What to work on:
Look through the listing below and work out how many of its lines hold the word "Monitoring". Give only the number.

-------- Information supplied --------

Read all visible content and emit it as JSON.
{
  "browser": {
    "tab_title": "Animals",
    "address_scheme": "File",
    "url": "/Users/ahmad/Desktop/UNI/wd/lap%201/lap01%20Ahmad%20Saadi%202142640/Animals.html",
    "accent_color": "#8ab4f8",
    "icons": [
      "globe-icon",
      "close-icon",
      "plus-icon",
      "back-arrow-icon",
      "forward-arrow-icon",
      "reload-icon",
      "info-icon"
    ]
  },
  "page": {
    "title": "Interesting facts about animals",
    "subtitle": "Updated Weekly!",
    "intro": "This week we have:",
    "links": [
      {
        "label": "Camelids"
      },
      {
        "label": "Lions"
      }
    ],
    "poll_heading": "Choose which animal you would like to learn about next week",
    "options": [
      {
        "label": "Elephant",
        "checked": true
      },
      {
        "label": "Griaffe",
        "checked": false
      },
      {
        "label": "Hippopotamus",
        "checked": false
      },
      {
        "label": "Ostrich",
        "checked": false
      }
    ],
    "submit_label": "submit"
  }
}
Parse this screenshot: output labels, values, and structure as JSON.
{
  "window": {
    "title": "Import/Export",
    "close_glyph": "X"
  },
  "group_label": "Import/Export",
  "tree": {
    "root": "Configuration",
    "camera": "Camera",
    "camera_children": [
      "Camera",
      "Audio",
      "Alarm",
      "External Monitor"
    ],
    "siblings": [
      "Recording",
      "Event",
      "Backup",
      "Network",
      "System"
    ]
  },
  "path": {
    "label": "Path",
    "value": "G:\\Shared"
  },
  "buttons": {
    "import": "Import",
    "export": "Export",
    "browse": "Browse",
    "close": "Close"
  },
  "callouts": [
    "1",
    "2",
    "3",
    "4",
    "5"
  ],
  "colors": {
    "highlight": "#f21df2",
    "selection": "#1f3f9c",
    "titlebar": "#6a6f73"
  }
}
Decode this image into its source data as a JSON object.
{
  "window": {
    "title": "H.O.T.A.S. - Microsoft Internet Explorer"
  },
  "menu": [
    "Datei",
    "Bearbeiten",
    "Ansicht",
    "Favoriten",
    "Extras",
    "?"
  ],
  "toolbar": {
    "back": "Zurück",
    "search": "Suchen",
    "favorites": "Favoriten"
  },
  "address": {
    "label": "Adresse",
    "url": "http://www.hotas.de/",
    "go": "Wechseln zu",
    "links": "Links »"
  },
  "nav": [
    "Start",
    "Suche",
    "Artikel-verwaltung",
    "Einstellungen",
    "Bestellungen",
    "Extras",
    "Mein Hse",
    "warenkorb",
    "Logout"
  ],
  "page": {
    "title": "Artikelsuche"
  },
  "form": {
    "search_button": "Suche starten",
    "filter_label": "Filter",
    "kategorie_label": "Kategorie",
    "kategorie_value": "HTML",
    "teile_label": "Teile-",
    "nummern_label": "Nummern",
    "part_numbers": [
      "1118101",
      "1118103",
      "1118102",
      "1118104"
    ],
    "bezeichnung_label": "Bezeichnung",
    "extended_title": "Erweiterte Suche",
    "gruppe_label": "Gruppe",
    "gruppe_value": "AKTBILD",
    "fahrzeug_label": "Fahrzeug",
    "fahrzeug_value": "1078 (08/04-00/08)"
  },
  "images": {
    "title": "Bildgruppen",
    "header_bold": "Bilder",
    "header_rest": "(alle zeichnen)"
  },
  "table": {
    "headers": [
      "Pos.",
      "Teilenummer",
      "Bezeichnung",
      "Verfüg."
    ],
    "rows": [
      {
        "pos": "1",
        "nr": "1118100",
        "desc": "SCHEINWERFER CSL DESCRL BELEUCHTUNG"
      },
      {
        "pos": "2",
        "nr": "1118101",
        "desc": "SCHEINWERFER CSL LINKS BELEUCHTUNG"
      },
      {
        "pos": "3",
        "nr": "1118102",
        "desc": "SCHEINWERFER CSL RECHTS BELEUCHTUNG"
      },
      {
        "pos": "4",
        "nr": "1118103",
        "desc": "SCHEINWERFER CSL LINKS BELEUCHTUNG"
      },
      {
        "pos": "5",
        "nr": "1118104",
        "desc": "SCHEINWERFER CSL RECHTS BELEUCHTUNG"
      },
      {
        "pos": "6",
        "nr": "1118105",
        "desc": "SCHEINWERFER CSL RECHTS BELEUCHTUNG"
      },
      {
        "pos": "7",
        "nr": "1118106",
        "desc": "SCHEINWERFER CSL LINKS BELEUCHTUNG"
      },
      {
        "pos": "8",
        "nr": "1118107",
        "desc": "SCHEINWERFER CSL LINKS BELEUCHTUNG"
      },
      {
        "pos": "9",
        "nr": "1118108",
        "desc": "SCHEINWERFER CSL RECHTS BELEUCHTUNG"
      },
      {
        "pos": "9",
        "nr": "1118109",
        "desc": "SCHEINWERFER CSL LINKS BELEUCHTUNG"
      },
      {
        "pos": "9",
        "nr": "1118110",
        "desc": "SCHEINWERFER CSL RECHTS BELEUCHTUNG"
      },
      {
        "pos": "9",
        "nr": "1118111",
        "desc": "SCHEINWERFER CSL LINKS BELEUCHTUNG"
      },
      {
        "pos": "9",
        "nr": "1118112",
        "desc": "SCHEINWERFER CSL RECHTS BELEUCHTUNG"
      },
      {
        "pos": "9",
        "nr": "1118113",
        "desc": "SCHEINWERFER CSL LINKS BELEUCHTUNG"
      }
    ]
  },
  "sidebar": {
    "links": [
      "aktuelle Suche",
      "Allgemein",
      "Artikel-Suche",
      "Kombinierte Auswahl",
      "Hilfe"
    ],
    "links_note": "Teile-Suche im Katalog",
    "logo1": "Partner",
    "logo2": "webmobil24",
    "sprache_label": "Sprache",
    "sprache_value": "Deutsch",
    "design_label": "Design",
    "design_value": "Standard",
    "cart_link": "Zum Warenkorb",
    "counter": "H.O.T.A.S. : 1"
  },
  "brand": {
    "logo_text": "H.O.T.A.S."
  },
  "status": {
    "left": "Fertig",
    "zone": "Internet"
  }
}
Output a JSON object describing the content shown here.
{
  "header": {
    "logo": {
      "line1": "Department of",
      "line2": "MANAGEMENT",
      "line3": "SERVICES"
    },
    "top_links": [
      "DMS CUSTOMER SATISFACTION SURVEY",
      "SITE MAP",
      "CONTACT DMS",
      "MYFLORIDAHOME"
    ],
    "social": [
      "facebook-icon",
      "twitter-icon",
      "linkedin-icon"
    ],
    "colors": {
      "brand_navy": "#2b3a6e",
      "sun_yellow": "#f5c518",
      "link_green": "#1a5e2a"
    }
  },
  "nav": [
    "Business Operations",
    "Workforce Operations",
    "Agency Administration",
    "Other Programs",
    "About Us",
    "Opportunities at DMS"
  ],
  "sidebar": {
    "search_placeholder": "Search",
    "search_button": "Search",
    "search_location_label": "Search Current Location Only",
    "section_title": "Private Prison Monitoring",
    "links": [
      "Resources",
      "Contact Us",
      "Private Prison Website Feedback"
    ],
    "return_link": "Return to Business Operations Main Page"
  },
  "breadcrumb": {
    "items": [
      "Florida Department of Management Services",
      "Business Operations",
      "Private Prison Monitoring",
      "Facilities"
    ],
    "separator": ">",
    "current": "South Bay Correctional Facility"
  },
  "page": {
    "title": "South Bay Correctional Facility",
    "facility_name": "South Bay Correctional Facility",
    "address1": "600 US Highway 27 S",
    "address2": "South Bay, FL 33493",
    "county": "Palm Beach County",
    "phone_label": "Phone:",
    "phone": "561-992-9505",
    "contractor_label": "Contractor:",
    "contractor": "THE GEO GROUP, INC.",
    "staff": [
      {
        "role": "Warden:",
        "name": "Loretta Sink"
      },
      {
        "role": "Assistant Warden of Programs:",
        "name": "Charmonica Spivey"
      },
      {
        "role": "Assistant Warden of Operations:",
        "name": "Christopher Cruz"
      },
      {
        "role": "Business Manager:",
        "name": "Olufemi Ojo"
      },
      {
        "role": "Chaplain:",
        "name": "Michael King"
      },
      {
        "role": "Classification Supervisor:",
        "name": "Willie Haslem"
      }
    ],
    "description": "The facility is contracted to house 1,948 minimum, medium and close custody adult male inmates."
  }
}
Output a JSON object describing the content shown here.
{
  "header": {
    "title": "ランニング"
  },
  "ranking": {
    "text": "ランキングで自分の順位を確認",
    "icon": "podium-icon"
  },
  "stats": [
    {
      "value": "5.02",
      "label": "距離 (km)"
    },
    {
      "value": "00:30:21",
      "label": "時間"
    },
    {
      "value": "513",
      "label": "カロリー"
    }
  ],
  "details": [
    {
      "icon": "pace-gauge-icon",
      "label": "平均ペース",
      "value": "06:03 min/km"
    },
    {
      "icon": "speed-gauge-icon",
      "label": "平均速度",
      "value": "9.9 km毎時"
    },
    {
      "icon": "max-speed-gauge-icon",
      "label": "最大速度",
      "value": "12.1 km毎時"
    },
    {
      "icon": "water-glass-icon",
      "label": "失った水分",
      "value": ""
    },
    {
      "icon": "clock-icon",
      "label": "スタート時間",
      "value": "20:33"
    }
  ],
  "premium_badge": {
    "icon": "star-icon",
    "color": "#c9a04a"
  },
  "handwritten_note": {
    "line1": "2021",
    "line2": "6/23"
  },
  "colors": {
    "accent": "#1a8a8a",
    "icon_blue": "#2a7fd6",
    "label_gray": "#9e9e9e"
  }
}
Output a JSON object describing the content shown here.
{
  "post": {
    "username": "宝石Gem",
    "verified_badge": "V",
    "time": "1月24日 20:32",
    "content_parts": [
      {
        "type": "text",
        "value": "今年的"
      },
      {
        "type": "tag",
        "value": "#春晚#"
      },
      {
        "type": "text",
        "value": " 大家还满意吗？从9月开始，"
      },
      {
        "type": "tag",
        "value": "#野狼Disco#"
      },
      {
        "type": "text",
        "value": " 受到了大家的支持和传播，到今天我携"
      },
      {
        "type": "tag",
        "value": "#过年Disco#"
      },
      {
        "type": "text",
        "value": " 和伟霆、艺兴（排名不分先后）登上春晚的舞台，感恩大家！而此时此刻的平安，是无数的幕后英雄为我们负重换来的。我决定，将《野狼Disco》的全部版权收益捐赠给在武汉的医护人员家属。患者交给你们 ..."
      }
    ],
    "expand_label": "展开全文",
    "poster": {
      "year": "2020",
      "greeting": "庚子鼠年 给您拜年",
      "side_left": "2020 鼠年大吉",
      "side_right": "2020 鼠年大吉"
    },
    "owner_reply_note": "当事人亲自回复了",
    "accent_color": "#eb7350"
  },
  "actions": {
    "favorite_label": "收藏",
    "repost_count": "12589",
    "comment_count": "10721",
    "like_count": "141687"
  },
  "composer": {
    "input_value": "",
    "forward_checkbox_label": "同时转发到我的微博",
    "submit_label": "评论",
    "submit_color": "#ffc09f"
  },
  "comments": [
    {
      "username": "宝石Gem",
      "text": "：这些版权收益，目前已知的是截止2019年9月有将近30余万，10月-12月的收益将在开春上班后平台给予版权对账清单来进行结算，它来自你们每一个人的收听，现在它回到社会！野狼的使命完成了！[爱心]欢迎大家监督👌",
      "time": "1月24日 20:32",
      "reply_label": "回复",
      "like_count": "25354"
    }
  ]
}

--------

Response to the exercise:
2